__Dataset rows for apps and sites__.
——————
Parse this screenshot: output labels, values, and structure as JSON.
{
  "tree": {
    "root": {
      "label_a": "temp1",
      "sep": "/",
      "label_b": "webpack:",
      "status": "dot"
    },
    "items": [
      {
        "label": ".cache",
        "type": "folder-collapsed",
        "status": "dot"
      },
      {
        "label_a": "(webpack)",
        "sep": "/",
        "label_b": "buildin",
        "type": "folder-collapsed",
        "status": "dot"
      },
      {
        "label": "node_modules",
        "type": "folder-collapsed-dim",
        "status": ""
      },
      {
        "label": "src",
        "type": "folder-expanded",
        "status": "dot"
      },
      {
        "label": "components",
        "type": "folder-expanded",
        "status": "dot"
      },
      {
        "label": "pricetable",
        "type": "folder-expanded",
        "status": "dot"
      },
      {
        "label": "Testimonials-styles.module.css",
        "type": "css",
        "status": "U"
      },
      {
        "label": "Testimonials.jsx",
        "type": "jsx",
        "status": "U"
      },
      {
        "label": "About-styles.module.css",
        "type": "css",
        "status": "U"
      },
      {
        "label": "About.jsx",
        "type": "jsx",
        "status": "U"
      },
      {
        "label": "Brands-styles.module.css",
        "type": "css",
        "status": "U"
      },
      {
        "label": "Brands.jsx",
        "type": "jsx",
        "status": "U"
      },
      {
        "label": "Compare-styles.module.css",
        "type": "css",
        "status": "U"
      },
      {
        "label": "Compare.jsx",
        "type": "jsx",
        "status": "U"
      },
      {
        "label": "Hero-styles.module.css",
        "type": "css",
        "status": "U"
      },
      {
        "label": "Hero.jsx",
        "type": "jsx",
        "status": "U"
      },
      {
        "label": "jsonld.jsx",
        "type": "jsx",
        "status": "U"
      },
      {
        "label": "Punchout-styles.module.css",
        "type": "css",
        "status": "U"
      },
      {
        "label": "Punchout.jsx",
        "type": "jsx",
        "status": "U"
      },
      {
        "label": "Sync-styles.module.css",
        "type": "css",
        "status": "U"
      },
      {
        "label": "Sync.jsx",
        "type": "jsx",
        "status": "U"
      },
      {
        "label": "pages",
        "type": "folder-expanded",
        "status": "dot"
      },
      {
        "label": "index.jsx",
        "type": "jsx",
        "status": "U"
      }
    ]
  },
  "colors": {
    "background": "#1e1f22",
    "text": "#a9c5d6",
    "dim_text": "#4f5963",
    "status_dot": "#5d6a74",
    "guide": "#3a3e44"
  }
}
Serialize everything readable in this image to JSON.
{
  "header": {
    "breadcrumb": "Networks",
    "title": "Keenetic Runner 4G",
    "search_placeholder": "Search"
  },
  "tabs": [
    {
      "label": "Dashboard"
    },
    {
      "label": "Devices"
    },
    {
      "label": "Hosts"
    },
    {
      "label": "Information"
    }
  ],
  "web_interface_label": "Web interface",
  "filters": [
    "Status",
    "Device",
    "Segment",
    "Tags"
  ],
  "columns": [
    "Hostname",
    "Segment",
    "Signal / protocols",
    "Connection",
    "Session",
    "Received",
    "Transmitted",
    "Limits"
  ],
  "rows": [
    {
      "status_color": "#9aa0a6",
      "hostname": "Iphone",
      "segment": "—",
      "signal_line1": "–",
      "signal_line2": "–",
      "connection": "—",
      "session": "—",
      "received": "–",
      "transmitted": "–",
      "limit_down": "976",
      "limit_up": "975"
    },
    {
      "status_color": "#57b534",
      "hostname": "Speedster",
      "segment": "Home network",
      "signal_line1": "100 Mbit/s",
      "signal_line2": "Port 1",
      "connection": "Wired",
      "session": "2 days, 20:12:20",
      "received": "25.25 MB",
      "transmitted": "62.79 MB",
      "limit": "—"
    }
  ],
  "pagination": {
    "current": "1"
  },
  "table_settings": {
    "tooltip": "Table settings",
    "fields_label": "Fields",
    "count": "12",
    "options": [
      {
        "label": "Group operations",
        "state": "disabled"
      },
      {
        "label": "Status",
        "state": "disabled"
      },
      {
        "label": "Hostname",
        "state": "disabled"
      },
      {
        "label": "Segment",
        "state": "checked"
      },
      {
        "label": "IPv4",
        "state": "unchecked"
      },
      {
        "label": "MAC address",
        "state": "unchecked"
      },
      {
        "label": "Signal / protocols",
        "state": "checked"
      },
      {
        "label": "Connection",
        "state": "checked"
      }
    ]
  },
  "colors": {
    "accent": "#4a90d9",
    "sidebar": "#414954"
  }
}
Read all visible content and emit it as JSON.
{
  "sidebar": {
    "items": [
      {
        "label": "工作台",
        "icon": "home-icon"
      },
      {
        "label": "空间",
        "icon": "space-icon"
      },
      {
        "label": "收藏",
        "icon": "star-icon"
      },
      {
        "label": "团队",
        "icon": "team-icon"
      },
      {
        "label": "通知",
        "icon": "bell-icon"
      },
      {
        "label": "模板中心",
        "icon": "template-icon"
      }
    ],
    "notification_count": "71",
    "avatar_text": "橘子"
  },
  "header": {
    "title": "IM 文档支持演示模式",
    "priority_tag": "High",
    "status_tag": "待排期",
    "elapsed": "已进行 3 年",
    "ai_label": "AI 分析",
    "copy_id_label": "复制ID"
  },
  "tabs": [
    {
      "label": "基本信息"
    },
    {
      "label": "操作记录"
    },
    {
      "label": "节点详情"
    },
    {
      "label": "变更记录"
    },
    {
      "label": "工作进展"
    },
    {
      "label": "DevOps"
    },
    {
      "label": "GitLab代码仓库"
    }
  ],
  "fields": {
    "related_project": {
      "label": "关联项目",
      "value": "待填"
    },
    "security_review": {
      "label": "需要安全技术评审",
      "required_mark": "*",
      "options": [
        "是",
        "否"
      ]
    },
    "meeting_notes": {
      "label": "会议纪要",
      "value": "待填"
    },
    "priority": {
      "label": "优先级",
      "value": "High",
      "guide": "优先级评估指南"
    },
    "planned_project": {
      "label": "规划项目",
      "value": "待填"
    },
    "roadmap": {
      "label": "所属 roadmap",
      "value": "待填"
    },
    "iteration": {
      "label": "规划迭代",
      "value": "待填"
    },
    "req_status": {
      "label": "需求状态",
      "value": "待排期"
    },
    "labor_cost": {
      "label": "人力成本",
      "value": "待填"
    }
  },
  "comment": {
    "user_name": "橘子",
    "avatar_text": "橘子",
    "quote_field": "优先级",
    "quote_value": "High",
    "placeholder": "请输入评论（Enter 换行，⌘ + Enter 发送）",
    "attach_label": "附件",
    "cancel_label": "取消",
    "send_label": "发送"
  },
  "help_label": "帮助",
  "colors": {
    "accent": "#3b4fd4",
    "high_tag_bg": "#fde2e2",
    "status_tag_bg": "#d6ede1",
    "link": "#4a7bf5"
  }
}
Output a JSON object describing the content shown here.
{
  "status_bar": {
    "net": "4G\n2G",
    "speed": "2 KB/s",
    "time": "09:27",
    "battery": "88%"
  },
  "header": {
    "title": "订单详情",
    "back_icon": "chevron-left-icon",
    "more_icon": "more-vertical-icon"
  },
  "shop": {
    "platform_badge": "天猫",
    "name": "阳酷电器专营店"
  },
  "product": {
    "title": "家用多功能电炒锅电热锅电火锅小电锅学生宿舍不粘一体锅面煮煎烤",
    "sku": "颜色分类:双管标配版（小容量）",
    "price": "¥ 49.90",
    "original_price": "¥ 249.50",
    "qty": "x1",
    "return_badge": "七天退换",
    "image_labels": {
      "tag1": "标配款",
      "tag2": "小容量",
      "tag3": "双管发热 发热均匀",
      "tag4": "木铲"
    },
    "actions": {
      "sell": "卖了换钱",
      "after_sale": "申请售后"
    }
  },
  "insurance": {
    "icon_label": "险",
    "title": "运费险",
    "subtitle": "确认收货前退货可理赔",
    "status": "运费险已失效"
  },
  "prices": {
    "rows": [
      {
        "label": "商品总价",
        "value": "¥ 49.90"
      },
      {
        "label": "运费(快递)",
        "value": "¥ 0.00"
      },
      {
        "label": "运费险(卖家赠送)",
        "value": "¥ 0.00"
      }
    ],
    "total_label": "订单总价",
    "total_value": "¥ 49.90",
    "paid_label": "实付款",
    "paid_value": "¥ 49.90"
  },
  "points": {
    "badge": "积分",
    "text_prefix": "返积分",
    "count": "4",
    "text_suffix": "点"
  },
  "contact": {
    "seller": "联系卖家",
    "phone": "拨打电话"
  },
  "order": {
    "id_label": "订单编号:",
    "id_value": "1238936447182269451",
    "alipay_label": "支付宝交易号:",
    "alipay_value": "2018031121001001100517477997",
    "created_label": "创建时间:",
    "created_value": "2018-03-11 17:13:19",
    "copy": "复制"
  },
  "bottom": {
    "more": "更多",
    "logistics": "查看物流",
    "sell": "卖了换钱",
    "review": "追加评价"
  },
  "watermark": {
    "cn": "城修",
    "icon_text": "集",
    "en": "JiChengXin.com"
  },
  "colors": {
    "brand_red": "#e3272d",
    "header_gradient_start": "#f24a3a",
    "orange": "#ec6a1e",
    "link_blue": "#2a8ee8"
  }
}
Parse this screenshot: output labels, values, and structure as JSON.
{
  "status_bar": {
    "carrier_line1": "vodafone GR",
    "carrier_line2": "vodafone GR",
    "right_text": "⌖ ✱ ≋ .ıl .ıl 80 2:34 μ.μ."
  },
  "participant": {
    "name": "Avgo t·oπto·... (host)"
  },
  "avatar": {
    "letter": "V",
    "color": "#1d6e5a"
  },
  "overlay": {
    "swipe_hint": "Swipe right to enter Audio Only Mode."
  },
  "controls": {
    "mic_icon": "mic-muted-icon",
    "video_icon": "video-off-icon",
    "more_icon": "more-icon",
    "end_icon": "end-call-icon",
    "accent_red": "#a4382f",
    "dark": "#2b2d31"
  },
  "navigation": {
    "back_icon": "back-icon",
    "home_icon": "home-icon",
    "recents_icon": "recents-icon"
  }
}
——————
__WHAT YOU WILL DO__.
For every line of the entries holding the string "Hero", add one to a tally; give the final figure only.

__EXPECTED ANSWER__.
2